* **WHAT THE EXERCISE ASKS**
Please write out every entry below exactly, leaving out any pictures.

* **SOURCE DATA**
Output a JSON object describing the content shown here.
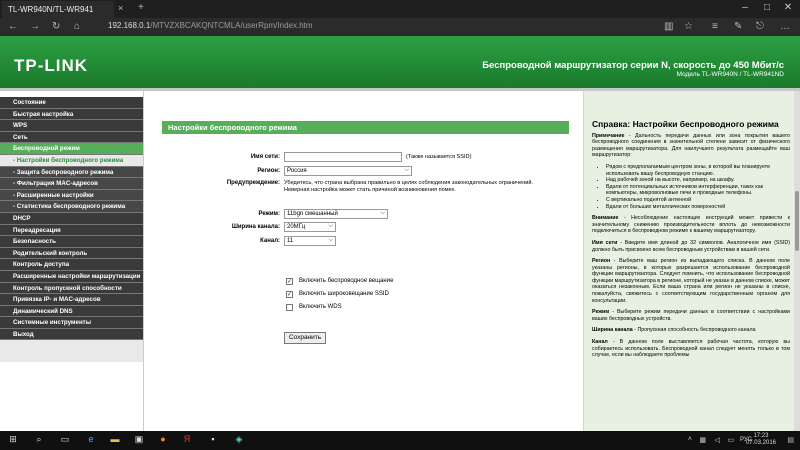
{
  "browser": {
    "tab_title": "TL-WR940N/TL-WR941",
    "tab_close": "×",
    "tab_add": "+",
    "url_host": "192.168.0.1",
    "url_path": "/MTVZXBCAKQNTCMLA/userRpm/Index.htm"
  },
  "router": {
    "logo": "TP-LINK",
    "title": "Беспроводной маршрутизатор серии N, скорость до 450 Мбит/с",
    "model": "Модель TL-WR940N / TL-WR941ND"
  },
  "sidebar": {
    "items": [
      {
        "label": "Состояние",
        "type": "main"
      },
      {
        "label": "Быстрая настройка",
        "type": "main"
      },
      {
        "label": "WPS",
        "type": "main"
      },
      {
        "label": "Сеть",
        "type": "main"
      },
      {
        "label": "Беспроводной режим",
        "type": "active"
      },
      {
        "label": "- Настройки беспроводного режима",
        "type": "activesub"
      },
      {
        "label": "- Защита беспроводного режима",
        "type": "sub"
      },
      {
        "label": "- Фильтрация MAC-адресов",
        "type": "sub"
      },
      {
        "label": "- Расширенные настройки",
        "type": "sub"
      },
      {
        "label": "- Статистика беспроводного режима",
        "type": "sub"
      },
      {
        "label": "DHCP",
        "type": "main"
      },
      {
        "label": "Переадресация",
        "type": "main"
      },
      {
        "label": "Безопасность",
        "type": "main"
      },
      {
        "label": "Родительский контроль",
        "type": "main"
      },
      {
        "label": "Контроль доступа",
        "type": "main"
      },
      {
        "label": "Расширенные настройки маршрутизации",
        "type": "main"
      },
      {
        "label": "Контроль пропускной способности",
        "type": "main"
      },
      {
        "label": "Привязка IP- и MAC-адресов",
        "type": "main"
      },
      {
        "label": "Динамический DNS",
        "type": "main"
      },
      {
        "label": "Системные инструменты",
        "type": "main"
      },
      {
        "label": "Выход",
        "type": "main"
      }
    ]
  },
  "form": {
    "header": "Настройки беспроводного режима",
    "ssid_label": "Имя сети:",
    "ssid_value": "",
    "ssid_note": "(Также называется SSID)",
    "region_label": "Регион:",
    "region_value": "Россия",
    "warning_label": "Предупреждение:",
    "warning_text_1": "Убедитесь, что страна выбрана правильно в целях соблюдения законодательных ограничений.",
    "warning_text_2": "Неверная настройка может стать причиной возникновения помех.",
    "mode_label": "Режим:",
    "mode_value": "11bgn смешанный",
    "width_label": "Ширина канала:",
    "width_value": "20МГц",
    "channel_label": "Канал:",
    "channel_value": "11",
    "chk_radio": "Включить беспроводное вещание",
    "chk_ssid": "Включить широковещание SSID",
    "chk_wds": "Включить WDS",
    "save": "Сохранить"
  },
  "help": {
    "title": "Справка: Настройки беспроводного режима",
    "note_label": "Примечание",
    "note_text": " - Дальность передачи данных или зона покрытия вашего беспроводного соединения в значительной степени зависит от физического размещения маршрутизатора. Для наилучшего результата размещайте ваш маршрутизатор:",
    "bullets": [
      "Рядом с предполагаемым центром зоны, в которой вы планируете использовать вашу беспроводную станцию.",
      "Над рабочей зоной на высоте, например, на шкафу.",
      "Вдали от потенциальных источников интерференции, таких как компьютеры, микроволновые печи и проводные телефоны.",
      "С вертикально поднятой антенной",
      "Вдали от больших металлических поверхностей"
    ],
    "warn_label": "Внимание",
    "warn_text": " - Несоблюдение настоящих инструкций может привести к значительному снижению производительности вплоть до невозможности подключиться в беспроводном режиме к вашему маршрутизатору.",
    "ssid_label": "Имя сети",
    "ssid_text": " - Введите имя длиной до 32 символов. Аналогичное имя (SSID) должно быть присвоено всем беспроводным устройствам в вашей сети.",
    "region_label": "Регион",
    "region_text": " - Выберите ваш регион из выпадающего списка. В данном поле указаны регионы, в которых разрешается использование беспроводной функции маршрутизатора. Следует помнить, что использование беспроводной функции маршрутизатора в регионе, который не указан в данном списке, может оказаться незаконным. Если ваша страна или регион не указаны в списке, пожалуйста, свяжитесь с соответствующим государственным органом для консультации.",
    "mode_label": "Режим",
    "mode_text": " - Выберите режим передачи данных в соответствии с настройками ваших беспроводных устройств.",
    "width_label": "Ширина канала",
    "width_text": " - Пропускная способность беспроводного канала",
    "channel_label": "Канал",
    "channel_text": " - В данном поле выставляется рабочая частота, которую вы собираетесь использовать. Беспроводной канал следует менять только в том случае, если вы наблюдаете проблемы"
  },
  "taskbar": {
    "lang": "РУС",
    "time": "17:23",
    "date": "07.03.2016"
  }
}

* **EXERCISE SOLUTION**
Output a JSON object describing the content shown here.
{
  "browser": {
    "tab_title": "TL-WR940N/TL-WR941",
    "tab_close": "×",
    "tab_add": "+",
    "url_host": "192.168.0.1",
    "url_path": "/MTVZXBCAKQNTCMLA/userRpm/Index.htm"
  },
  "router": {
    "logo": "TP-LINK",
    "title": "Беспроводной маршрутизатор серии N, скорость до 450 Мбит/с",
    "model": "Модель TL-WR940N / TL-WR941ND"
  },
  "sidebar": {
    "items": [
      {
        "label": "Состояние",
        "type": "main"
      },
      {
        "label": "Быстрая настройка",
        "type": "main"
      },
      {
        "label": "WPS",
        "type": "main"
      },
      {
        "label": "Сеть",
        "type": "main"
      },
      {
        "label": "Беспроводной режим",
        "type": "active"
      },
      {
        "label": "- Настройки беспроводного режима",
        "type": "activesub"
      },
      {
        "label": "- Защита беспроводного режима",
        "type": "sub"
      },
      {
        "label": "- Фильтрация MAC-адресов",
        "type": "sub"
      },
      {
        "label": "- Расширенные настройки",
        "type": "sub"
      },
      {
        "label": "- Статистика беспроводного режима",
        "type": "sub"
      },
      {
        "label": "DHCP",
        "type": "main"
      },
      {
        "label": "Переадресация",
        "type": "main"
      },
      {
        "label": "Безопасность",
        "type": "main"
      },
      {
        "label": "Родительский контроль",
        "type": "main"
      },
      {
        "label": "Контроль доступа",
        "type": "main"
      },
      {
        "label": "Расширенные настройки маршрутизации",
        "type": "main"
      },
      {
        "label": "Контроль пропускной способности",
        "type": "main"
      },
      {
        "label": "Привязка IP- и MAC-адресов",
        "type": "main"
      },
      {
        "label": "Динамический DNS",
        "type": "main"
      },
      {
        "label": "Системные инструменты",
        "type": "main"
      },
      {
        "label": "Выход",
        "type": "main"
      }
    ]
  },
  "form": {
    "header": "Настройки беспроводного режима",
    "ssid_label": "Имя сети:",
    "ssid_value": "",
    "ssid_note": "(Также называется SSID)",
    "region_label": "Регион:",
    "region_value": "Россия",
    "warning_label": "Предупреждение:",
    "warning_text_1": "Убедитесь, что страна выбрана правильно в целях соблюдения законодательных ограничений.",
    "warning_text_2": "Неверная настройка может стать причиной возникновения помех.",
    "mode_label": "Режим:",
    "mode_value": "11bgn смешанный",
    "width_label": "Ширина канала:",
    "width_value": "20МГц",
    "channel_label": "Канал:",
    "channel_value": "11",
    "chk_radio": "Включить беспроводное вещание",
    "chk_ssid": "Включить широковещание SSID",
    "chk_wds": "Включить WDS",
    "save": "Сохранить"
  },
  "help": {
    "title": "Справка: Настройки беспроводного режима",
    "note_label": "Примечание",
    "note_text": " - Дальность передачи данных или зона покрытия вашего беспроводного соединения в значительной степени зависит от физического размещения маршрутизатора. Для наилучшего результата размещайте ваш маршрутизатор:",
    "bullets": [
      "Рядом с предполагаемым центром зоны, в которой вы планируете использовать вашу беспроводную станцию.",
      "Над рабочей зоной на высоте, например, на шкафу.",
      "Вдали от потенциальных источников интерференции, таких как компьютеры, микроволновые печи и проводные телефоны.",
      "С вертикально поднятой антенной",
      "Вдали от больших металлических поверхностей"
    ],
    "warn_label": "Внимание",
    "warn_text": " - Несоблюдение настоящих инструкций может привести к значительному снижению производительности вплоть до невозможности подключиться в беспроводном режиме к вашему маршрутизатору.",
    "ssid_label": "Имя сети",
    "ssid_text": " - Введите имя длиной до 32 символов. Аналогичное имя (SSID) должно быть присвоено всем беспроводным устройствам в вашей сети.",
    "region_label": "Регион",
    "region_text": " - Выберите ваш регион из выпадающего списка. В данном поле указаны регионы, в которых разрешается использование беспроводной функции маршрутизатора. Следует помнить, что использование беспроводной функции маршрутизатора в регионе, который не указан в данном списке, может оказаться незаконным. Если ваша страна или регион не указаны в списке, пожалуйста, свяжитесь с соответствующим государственным органом для консультации.",
    "mode_label": "Режим",
    "mode_text": " - Выберите режим передачи данных в соответствии с настройками ваших беспроводных устройств.",
    "width_label": "Ширина канала",
    "width_text": " - Пропускная способность беспроводного канала",
    "channel_label": "Канал",
    "channel_text": " - В данном поле выставляется рабочая частота, которую вы собираетесь использовать. Беспроводной канал следует менять только в том случае, если вы наблюдаете проблемы"
  },
  "taskbar": {
    "lang": "РУС",
    "time": "17:23",
    "date": "07.03.2016"
  }
}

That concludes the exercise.